What Is Disparate Effect?
Disparate Effect is a legal doctrine related to employment law that focuses on the consequences of employment practices, rather than the intended motives. In essence, it occurs when a seemingly neutral policy or action disproportionately impacts a particular group or class of employees. Unlike disparate treatment, which requires proof of intentional discrimination, disparate effect can be unintentional yet still lead to significant legal repercussions for an organization.
A classic example of disparate effect might involve a physical fitness test for job applicants that is not necessary for job performance but ends up excluding a higher number of female candidates.

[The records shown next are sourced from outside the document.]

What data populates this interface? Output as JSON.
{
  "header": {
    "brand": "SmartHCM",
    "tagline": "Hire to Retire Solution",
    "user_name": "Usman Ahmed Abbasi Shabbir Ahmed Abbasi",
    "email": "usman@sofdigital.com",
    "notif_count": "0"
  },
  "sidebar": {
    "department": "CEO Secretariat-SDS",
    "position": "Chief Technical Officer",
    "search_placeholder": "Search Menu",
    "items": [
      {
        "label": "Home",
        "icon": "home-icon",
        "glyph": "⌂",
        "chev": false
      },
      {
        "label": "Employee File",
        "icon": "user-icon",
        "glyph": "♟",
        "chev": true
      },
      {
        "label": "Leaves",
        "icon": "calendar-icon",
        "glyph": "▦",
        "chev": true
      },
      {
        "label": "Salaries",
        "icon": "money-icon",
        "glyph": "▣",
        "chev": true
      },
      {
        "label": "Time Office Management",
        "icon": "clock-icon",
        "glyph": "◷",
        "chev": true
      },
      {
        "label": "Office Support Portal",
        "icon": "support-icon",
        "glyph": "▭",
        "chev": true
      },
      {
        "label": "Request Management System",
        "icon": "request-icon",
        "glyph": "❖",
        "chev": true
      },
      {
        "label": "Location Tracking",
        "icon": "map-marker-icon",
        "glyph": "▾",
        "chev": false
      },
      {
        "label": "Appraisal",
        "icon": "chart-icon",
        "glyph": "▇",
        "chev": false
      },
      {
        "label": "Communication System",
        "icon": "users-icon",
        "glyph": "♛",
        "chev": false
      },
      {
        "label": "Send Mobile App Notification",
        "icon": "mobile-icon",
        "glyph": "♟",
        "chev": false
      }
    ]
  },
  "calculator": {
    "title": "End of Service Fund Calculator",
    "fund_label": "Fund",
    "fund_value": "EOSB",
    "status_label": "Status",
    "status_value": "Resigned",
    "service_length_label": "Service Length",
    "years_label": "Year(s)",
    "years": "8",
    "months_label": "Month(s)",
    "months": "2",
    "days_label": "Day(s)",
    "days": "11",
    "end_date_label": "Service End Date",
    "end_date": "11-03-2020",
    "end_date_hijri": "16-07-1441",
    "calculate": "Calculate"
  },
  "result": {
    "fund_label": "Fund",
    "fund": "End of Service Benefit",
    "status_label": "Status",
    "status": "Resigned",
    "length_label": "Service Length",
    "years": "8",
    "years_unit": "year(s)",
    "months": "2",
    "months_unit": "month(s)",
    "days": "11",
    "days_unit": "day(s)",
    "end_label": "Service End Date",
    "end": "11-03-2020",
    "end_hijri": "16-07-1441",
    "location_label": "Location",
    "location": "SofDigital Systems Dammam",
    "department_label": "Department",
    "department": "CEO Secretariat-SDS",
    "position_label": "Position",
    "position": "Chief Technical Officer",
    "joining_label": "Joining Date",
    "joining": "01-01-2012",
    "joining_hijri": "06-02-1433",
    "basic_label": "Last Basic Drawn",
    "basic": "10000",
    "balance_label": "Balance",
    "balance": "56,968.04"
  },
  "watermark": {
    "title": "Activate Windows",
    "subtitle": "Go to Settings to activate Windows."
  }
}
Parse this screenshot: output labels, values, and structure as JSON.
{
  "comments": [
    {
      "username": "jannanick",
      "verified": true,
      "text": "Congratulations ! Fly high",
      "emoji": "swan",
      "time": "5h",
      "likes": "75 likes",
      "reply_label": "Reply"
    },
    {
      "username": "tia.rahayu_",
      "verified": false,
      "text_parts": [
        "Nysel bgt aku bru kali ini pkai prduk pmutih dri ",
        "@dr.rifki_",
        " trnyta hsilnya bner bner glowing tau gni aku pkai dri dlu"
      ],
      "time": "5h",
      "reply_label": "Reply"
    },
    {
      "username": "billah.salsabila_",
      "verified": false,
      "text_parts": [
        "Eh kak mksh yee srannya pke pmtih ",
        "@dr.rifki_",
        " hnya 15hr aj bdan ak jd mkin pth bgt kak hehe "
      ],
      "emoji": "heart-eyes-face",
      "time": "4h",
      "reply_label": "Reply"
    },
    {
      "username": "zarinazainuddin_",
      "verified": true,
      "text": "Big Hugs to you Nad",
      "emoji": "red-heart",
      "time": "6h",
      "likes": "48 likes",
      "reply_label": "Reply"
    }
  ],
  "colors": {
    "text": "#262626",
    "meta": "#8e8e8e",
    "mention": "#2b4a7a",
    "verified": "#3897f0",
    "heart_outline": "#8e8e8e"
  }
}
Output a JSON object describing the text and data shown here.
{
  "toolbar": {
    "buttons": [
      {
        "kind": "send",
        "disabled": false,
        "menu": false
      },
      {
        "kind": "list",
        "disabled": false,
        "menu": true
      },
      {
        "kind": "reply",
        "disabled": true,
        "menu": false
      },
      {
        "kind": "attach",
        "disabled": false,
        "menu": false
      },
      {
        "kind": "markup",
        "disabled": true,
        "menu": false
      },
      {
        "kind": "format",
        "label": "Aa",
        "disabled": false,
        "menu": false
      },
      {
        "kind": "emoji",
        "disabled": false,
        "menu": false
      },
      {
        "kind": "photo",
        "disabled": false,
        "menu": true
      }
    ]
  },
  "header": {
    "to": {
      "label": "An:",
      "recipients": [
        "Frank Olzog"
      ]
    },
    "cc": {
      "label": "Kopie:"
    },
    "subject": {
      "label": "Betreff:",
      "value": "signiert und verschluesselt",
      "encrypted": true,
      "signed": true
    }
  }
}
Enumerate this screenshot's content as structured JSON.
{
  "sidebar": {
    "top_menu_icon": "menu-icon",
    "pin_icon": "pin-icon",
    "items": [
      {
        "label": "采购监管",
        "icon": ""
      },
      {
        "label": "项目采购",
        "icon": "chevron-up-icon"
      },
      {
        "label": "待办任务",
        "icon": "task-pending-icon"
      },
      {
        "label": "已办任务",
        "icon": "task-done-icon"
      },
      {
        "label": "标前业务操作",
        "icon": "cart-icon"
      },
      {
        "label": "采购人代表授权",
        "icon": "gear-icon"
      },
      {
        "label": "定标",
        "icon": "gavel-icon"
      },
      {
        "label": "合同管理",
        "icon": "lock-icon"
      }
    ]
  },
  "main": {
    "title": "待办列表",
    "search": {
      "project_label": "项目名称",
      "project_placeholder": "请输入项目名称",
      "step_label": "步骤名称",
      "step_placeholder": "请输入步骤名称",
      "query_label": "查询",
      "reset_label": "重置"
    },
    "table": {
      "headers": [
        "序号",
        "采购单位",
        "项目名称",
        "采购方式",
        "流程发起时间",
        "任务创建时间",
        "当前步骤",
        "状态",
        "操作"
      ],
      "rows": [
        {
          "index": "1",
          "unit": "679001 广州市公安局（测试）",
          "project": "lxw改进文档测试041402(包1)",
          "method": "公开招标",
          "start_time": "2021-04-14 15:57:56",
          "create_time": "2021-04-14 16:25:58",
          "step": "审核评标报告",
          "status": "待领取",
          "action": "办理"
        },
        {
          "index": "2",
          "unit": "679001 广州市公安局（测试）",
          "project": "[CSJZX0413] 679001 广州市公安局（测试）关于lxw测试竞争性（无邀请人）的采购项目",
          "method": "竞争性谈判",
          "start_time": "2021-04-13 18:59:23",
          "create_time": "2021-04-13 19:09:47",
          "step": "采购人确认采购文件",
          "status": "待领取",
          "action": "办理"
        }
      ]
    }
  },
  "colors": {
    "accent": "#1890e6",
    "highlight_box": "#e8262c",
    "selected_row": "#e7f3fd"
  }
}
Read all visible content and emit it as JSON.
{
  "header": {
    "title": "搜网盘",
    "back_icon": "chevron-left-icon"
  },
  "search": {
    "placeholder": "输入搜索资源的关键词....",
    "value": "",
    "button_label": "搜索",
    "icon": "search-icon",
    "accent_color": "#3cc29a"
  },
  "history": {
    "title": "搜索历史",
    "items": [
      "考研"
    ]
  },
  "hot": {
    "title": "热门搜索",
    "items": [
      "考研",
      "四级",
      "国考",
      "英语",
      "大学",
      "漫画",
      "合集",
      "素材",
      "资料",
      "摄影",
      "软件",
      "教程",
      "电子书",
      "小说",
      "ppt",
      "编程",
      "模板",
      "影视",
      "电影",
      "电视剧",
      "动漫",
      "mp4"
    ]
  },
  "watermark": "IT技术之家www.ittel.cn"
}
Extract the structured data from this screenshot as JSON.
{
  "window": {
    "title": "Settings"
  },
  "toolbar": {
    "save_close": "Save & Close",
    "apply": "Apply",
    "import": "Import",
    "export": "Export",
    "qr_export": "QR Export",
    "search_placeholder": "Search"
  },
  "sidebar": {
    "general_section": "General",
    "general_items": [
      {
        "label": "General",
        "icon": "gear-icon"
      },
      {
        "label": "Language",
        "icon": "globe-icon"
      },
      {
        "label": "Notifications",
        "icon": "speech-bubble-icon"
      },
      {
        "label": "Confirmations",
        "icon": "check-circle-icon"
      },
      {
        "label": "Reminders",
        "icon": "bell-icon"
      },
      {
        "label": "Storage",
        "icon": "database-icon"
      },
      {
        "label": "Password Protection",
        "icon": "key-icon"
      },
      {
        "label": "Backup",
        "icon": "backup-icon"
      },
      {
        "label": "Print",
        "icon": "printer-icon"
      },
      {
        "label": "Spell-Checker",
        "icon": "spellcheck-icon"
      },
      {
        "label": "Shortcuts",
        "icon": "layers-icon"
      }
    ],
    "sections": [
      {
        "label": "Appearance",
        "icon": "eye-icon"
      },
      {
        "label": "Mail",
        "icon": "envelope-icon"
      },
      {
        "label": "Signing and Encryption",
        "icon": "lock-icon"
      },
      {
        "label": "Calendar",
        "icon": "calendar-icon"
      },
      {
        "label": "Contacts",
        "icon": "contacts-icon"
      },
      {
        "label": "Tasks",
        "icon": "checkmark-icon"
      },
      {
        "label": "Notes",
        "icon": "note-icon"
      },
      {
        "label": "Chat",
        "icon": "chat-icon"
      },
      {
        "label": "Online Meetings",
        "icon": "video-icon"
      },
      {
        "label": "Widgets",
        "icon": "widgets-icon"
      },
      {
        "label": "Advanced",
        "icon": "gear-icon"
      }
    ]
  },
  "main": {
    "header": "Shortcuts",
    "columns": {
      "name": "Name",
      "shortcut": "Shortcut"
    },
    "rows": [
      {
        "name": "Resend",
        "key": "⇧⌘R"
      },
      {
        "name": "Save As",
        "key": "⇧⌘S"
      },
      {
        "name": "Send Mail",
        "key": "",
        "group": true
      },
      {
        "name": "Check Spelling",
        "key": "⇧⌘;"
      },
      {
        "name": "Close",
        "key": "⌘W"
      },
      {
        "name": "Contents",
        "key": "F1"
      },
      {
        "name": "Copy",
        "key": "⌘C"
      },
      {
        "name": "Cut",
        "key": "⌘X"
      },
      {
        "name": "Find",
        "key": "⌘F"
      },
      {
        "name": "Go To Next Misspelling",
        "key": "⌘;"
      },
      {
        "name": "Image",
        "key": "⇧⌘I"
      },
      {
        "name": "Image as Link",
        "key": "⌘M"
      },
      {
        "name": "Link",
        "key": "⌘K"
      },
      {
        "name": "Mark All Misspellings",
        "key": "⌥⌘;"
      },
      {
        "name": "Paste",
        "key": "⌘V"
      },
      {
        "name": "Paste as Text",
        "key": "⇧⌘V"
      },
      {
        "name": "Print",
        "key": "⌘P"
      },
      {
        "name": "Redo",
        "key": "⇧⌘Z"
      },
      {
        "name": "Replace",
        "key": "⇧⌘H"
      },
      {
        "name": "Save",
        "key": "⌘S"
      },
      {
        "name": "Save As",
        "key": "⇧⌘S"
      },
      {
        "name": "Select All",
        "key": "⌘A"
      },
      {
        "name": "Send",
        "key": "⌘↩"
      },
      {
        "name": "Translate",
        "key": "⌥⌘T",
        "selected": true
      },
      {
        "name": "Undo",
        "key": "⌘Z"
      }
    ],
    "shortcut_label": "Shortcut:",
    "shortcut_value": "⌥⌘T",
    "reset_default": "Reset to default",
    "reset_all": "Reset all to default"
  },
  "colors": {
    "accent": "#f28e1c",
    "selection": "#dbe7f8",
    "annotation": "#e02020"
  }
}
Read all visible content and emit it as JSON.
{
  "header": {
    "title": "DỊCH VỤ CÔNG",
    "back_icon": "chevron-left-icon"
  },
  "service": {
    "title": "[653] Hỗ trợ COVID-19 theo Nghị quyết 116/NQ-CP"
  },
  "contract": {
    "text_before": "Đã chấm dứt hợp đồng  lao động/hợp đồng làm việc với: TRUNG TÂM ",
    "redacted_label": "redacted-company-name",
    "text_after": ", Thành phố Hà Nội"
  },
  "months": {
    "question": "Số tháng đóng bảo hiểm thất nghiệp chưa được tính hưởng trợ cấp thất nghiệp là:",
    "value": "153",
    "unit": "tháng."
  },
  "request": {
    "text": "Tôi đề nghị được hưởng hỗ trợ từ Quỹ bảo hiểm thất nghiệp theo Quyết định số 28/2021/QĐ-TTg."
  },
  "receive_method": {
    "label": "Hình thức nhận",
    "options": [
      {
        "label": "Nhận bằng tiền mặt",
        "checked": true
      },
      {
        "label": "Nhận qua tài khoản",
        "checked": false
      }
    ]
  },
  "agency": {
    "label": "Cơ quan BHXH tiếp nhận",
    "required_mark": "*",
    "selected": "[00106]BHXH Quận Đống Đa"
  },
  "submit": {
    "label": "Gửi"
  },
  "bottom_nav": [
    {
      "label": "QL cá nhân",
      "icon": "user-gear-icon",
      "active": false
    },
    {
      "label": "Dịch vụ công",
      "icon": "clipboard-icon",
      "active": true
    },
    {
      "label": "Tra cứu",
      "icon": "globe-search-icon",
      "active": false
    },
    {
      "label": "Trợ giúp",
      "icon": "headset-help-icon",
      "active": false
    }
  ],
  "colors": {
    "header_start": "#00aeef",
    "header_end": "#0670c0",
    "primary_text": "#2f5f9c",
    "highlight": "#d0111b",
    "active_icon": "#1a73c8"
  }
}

Even if there was no intent to discriminate, the effect of the policy creates an imbalance which can be deemed unlawful under certain anti-discrimination laws, such as Title VII of the Civil Rights Act of 1964 in the United States.
The Legal Framework Surrounding Disparate Effect
Disparate Effect falls under the purview of anti-discrimination laws and is often identified using statistical evidence. For a practice to be considered as having a disparate effect, it must meet two conditions:
- The employment practice must be applied to everyone regardless of their race, sex, age, or other protected characteristics.
- The practice disproportionately affects members of a protected group under the relevant anti-discrimination laws.
Once a disparate effect is identified, employers must then justify the employment practice as a “business necessity.” Even then, if a less discriminatory alternative exists that serves the same business purpose, the original practice may still be deemed unlawful.
What It Means for Employers
Navigating the realm of disparate effect necessitates a proactive approach from employers to avoid costly litigation and uphold the integrity of their hiring and employment practices. Here are some critical implications for employers:
- Scrutinize Employment Policies: Regularly review and analyze company policies, practices, and criteria for hiring, promotions, and other employment decisions to ensure they do not inadvertently disadvantage certain groups.
- Validate Necessity: Where certain criteria might have a disparate effect, employers must be prepared to clearly demonstrate their necessity for the job in question and that there is a direct correlation to successful job performance.
- Consider Alternatives: Always look for the least discriminatory methods to achieve business objectives. This could involve revisiting job descriptions, criteria for promotions, or work schedules.
Employers who take these steps not only protect themselves legally but also foster a more inclusive and diverse workplace, which has been shown to have numerous benefits, from increased innovation to better decision-making.
What It Means for Employees
For employees, the concept of disparate effect serves as a layer of protection against discriminatory practices that are not immediately evident on the surface. It acknowledges that discrimination is not always explicit and that the impact of certain policies can create barriers for specific groups of individuals even in the absence of intentional bias.
Understanding disparate effect empowers employees to:
- Recognize Discriminatory Practices: It helps employees identify potential discrimination in workplace policies that could be affecting them or their colleagues.
- Seek Recourse: Employees can bring attention to these issues through internal channels or, if necessary, legal means to seek appropriate remedies.
Building a Compliant and Equitable Workplace
Creating a workplace that’s both compliant with employment laws and equitable for all employees involves a multifaceted strategy. Here are several actions employers can take:
- Diversity Training: Invest in comprehensive training for HR professionals and management on issues related to disparate impact and other facets of employment discrimination.
- Inclusive Decision Making: Involve a diverse group in forming or reviewing employment policies to gain varied perspectives that could help identify potential issues before they manifest.
- Ongoing Monitoring: Implementing systems to track the impact of employment practices can alert organizations to unintended discriminatory effects, allowing for timely corrections.
Disparate effect is a critical concept within human resources that requires attention and understanding. Employers must vigilantly review their employment practices to ensure they’re not inadvertently discriminating against any group of employees. By cultivating an environment that values fairness and inclusivity, companies can not only avoid legal pitfalls but also enhance their organizational culture and performance. For both employers and employees, acknowledgment of disparate effect and its implications is key to fostering a workplace that thrives on diversity and equality.